All the psychotherapists who join NARTH agree on one essential point--that reorientation therapy is ethical, and that it can be effective for clients who seek it. All strongly defend the client's right to choose his own direction in treatment.
Beyond that point of agreement around which we all rally, there are some differences.
Some take the position that the condition is a developmental disorder--particularly, a gender-identity disorder--which leads to a romantic idealization and sexualization of the qualities that the individual experiences as deficient within himself.
But other therapists disagree. Some prominent members--even some of our Scientific Advisory Committee members--refuse to take a position on the question of pathology.
Massachusetts psychologist Dr. Uriel Meshoulam, for example, believes the therapist should address the subjective problem of the client's suffering, and not concern himself with the objective question of disorder. "We must allow the person who seeks treatment to define undesirability and unhappiness," he says.
In an editorial, Dr. Meshoulam explained the reasoning behind this view:
"Psychotherapy is appropriate when applied to unwanted behaviors and unhappy constructions, rather than to so-called abnormal disorders...Preventing a person who is unhappy with his or her construction of self from seeking treatment is...oppressive.
"Many men and women are unhappy with their construction of their sexuality. It is of questionable ethics to try to convince them that they are 'wrong,' and try to convert them to the therapist's way of thinking. Clients who had been greeted with 'gay-affirmative' statements from therapists often told me that they felt grossly misunderstood, and despaired over the prospect of having nowhere to go with their problem.
"...I have seen people who enter therapy with a wide range of unhappy constructions and attitudes toward their sexuality. As a result of therapy, many of them learn to redefine themselves and their sexuality, and thus enhance their potential."
Some other therapists, including our Scientific Advisory Board member Dr. Mark Stern, take the position that homosexuality is not a disorder, but a missed potential--a closing off of a part of oneself and a "saying no" to generativity.

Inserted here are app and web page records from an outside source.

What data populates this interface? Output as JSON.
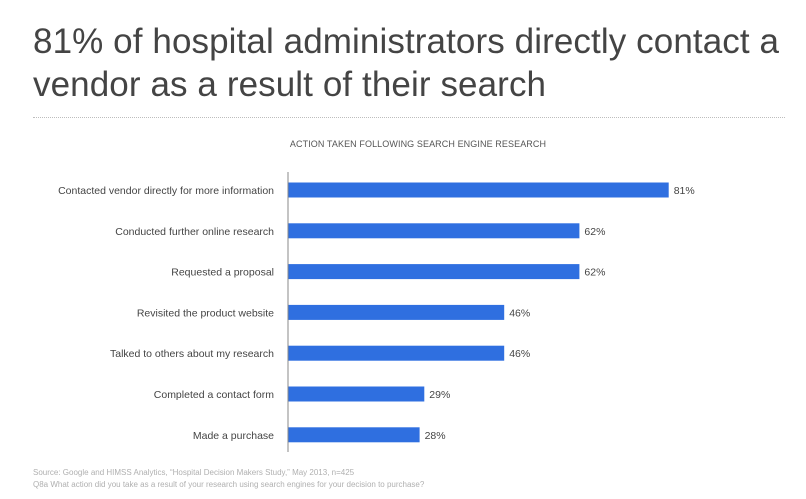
{
  "headline": "81% of hospital administrators directly contact a vendor as a result of their search",
  "chart_data": {
    "type": "bar",
    "orientation": "horizontal",
    "title": "ACTION TAKEN FOLLOWING SEARCH ENGINE RESEARCH",
    "categories": [
      "Contacted vendor directly for more information",
      "Conducted further online research",
      "Requested a proposal",
      "Revisited the product website",
      "Talked to others about my research",
      "Completed a contact form",
      "Made a purchase"
    ],
    "values": [
      81,
      62,
      62,
      46,
      46,
      29,
      28
    ],
    "value_labels": [
      "81%",
      "62%",
      "62%",
      "46%",
      "46%",
      "29%",
      "28%"
    ],
    "unit": "%",
    "xlim": [
      0,
      100
    ],
    "grid": false,
    "bar_color": "#2f6fe0",
    "axis_color": "#888888"
  },
  "footnotes": {
    "source": "Source: Google and HIMSS Analytics, “Hospital Decision Makers Study,” May 2013, n=425",
    "question": "Q8a What action did you take as a result of your research using search engines for your decision to purchase?"
  }
}
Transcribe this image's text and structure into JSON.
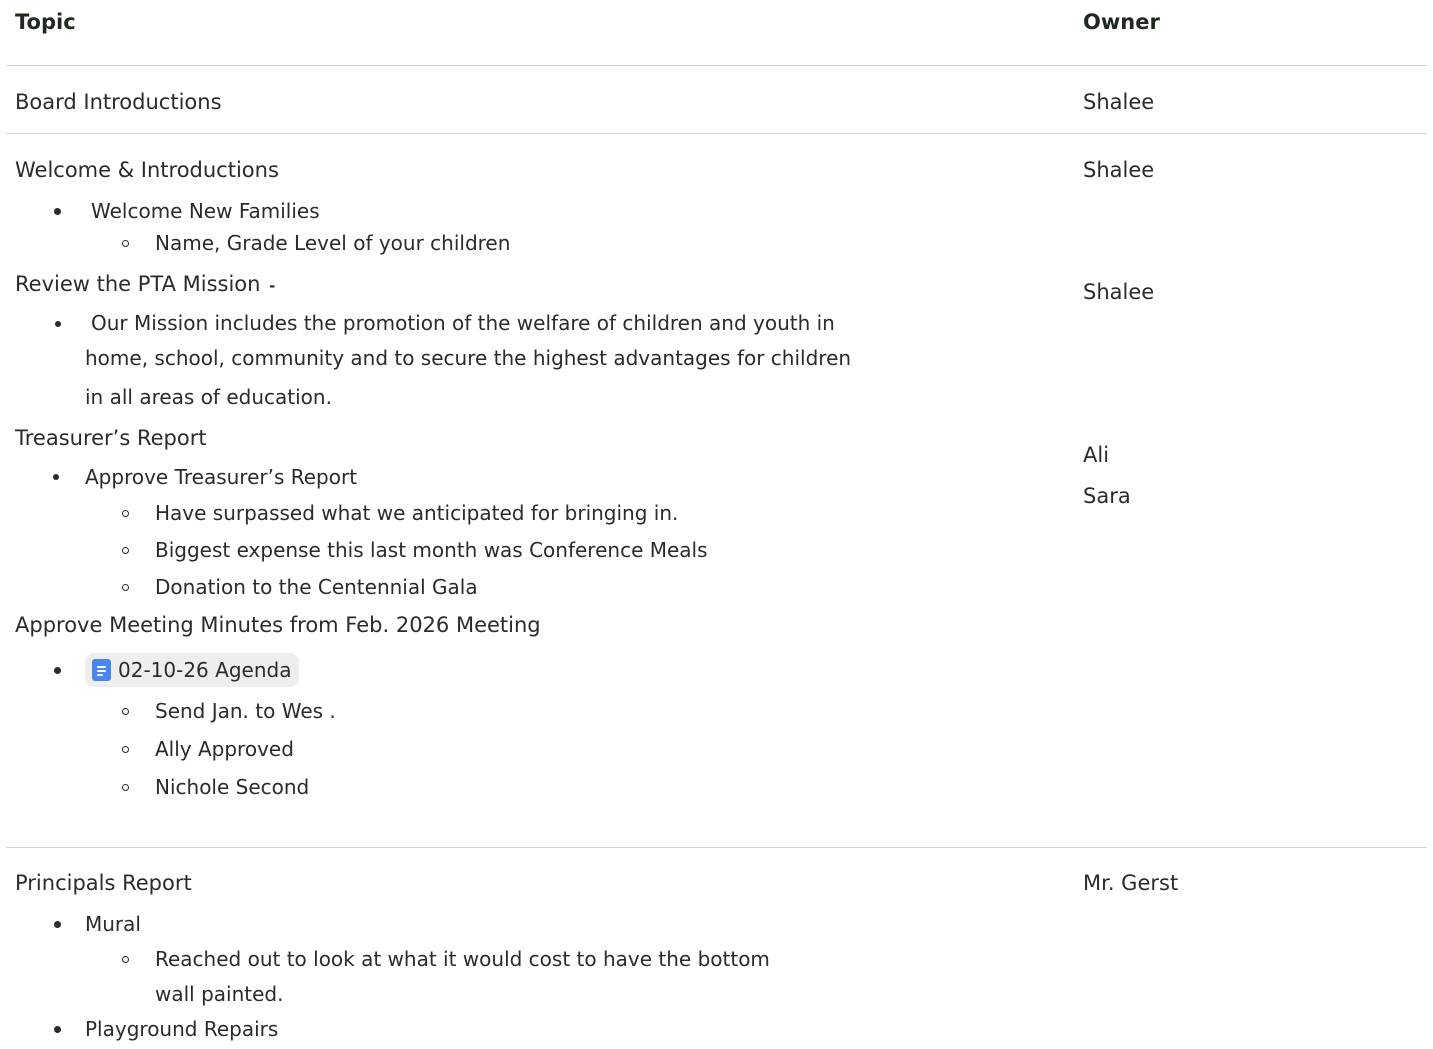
{
  "headers": {
    "topic": "Topic",
    "owner": "Owner"
  },
  "rows": {
    "board": {
      "topic": "Board Introductions",
      "owner": "Shalee"
    },
    "welcome": {
      "topic": "Welcome & Introductions",
      "owner": "Shalee",
      "bullet1": "Welcome New Families",
      "sub1": "Name, Grade Level of your children"
    },
    "mission": {
      "topic": "Review the PTA Mission",
      "topic_suffix": "-",
      "owner": "Shalee",
      "line1": "Our Mission includes the promotion of the welfare of children and youth in",
      "line2": "home, school, community and to secure the highest advantages for children",
      "line3": "in all areas of education."
    },
    "treasurer": {
      "topic": "Treasurer’s Report",
      "owner1": "Ali",
      "owner2": "Sara",
      "bullet1": "Approve Treasurer’s Report",
      "sub1": "Have surpassed what we anticipated for bringing in.",
      "sub2": "Biggest expense this last month was Conference Meals",
      "sub3": "Donation to the Centennial Gala"
    },
    "minutes": {
      "topic": "Approve Meeting Minutes from Feb. 2026 Meeting",
      "chip_label": "02-10-26 Agenda",
      "sub1": "Send Jan. to Wes .",
      "sub2": "Ally Approved",
      "sub3": "Nichole Second"
    },
    "principal": {
      "topic": "Principals Report",
      "owner": "Mr. Gerst",
      "bullet1": "Mural",
      "sub1_line1": "Reached out to look at what it would cost to have the bottom",
      "sub1_line2": "wall painted.",
      "bullet2": "Playground Repairs"
    }
  },
  "icons": {
    "doc_chip": "google-doc-icon",
    "doc_color": "#4a86f0"
  }
}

Some prominent practitioners outside of NARTH take an apparent middle ground on this issue. Dr. Robert Spitzer, the psychiatrist known as the architect of the 1973 decision to remove homosexuality from the list of disorders, maintains that homosexuality was not "normalized" when it was removed from the DSM--only that it was no longer categorized as a disorder. He believes this decision was appropriate because the condition is not invariably assoaciated with subjective distress, nor a generalized impairment in social effectiveness or functioning.
At that time he referred to homosexuality as an "irregular" form of sexuality, and more recently, he agreed that when a person has no capacity for heterosexual arousal, "something is not working."
There is clearly room for practitioners of both persuasions within NARTH, all working together to defend the client's right to pursue change.
I myself take the view that homosexuality represents a developmental adaptation to trauma, and that it is potentially preventable. I see strong evidence for the classic psychodyamic position that homosexual behavior is rooted in a sense of gender-identity deficit, and representative of a drive to "repair" that deficit. When the underlying emotional needs and identification deficits are addressed, clinical experience has shown me that the unwanted fantasies and behavior diminish, and for many people, there follows an awakening of some degree of heterosexual responsiveness.
Indeed, the debate continues.